Work instruction => Each line of the data below should be restated exactly, with images left out.

Extracted data: Begin

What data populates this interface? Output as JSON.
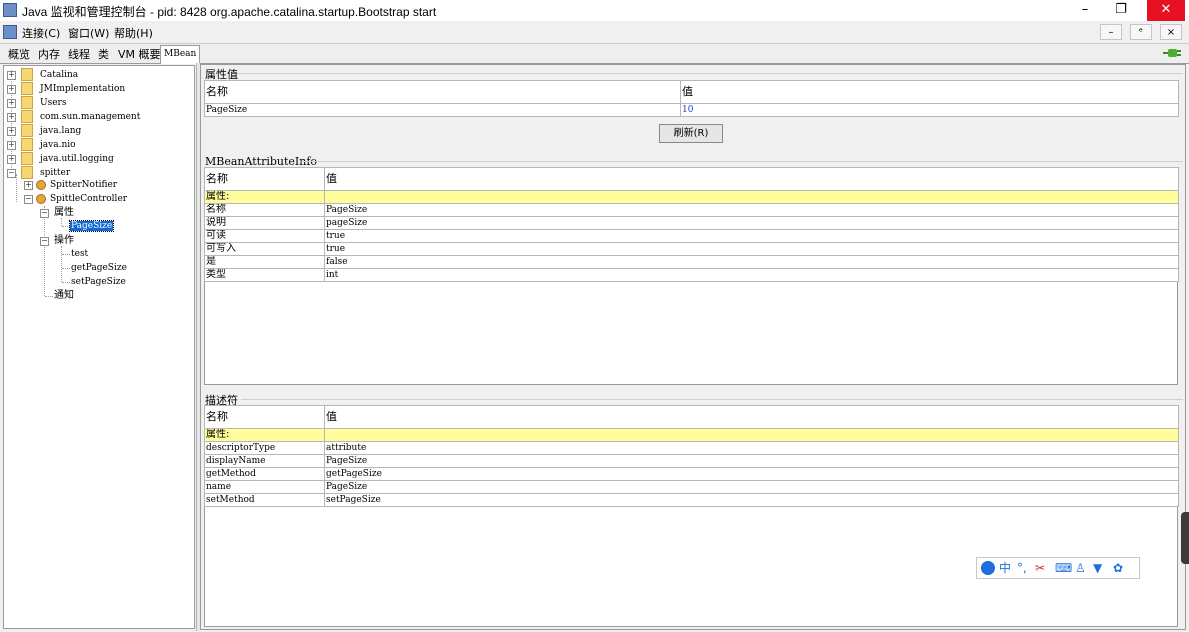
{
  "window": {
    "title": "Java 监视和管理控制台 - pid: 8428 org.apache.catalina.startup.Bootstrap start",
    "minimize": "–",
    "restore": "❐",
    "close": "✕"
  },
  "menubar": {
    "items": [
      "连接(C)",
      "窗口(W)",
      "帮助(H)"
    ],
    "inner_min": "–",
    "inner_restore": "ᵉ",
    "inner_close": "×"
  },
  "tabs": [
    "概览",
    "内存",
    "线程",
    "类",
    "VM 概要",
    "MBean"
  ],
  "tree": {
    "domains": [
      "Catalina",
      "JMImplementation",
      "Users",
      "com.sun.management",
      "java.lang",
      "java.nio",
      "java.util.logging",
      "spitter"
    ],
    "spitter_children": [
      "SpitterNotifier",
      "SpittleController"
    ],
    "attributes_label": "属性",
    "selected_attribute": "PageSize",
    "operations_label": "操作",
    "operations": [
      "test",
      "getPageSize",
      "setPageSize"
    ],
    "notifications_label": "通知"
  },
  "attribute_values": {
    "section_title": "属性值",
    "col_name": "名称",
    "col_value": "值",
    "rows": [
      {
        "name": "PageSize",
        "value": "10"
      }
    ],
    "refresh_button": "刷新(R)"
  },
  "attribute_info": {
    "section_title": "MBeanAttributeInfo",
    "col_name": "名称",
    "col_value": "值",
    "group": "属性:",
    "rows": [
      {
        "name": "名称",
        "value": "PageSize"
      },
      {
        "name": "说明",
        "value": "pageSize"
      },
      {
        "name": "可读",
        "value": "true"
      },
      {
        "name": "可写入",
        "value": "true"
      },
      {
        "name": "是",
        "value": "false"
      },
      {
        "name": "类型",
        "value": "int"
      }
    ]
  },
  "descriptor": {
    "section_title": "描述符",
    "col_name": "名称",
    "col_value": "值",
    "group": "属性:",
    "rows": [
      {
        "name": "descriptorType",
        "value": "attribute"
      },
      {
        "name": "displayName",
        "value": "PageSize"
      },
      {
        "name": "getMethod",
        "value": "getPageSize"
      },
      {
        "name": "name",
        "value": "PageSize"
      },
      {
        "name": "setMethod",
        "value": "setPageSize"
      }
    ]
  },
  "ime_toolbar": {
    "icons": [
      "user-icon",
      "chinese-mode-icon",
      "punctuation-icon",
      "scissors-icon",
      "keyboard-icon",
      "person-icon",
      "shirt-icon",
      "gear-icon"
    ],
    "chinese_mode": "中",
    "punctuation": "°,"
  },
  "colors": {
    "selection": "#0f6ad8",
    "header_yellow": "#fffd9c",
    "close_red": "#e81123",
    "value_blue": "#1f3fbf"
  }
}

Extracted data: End

Result of this exercise =>
What data populates this interface? Output as JSON.
{
  "window": {
    "title": "Java 监视和管理控制台 - pid: 8428 org.apache.catalina.startup.Bootstrap start",
    "minimize": "–",
    "restore": "❐",
    "close": "✕"
  },
  "menubar": {
    "items": [
      "连接(C)",
      "窗口(W)",
      "帮助(H)"
    ],
    "inner_min": "–",
    "inner_restore": "ᵉ",
    "inner_close": "×"
  },
  "tabs": [
    "概览",
    "内存",
    "线程",
    "类",
    "VM 概要",
    "MBean"
  ],
  "tree": {
    "domains": [
      "Catalina",
      "JMImplementation",
      "Users",
      "com.sun.management",
      "java.lang",
      "java.nio",
      "java.util.logging",
      "spitter"
    ],
    "spitter_children": [
      "SpitterNotifier",
      "SpittleController"
    ],
    "attributes_label": "属性",
    "selected_attribute": "PageSize",
    "operations_label": "操作",
    "operations": [
      "test",
      "getPageSize",
      "setPageSize"
    ],
    "notifications_label": "通知"
  },
  "attribute_values": {
    "section_title": "属性值",
    "col_name": "名称",
    "col_value": "值",
    "rows": [
      {
        "name": "PageSize",
        "value": "10"
      }
    ],
    "refresh_button": "刷新(R)"
  },
  "attribute_info": {
    "section_title": "MBeanAttributeInfo",
    "col_name": "名称",
    "col_value": "值",
    "group": "属性:",
    "rows": [
      {
        "name": "名称",
        "value": "PageSize"
      },
      {
        "name": "说明",
        "value": "pageSize"
      },
      {
        "name": "可读",
        "value": "true"
      },
      {
        "name": "可写入",
        "value": "true"
      },
      {
        "name": "是",
        "value": "false"
      },
      {
        "name": "类型",
        "value": "int"
      }
    ]
  },
  "descriptor": {
    "section_title": "描述符",
    "col_name": "名称",
    "col_value": "值",
    "group": "属性:",
    "rows": [
      {
        "name": "descriptorType",
        "value": "attribute"
      },
      {
        "name": "displayName",
        "value": "PageSize"
      },
      {
        "name": "getMethod",
        "value": "getPageSize"
      },
      {
        "name": "name",
        "value": "PageSize"
      },
      {
        "name": "setMethod",
        "value": "setPageSize"
      }
    ]
  },
  "ime_toolbar": {
    "icons": [
      "user-icon",
      "chinese-mode-icon",
      "punctuation-icon",
      "scissors-icon",
      "keyboard-icon",
      "person-icon",
      "shirt-icon",
      "gear-icon"
    ],
    "chinese_mode": "中",
    "punctuation": "°,"
  },
  "colors": {
    "selection": "#0f6ad8",
    "header_yellow": "#fffd9c",
    "close_red": "#e81123",
    "value_blue": "#1f3fbf"
  }
}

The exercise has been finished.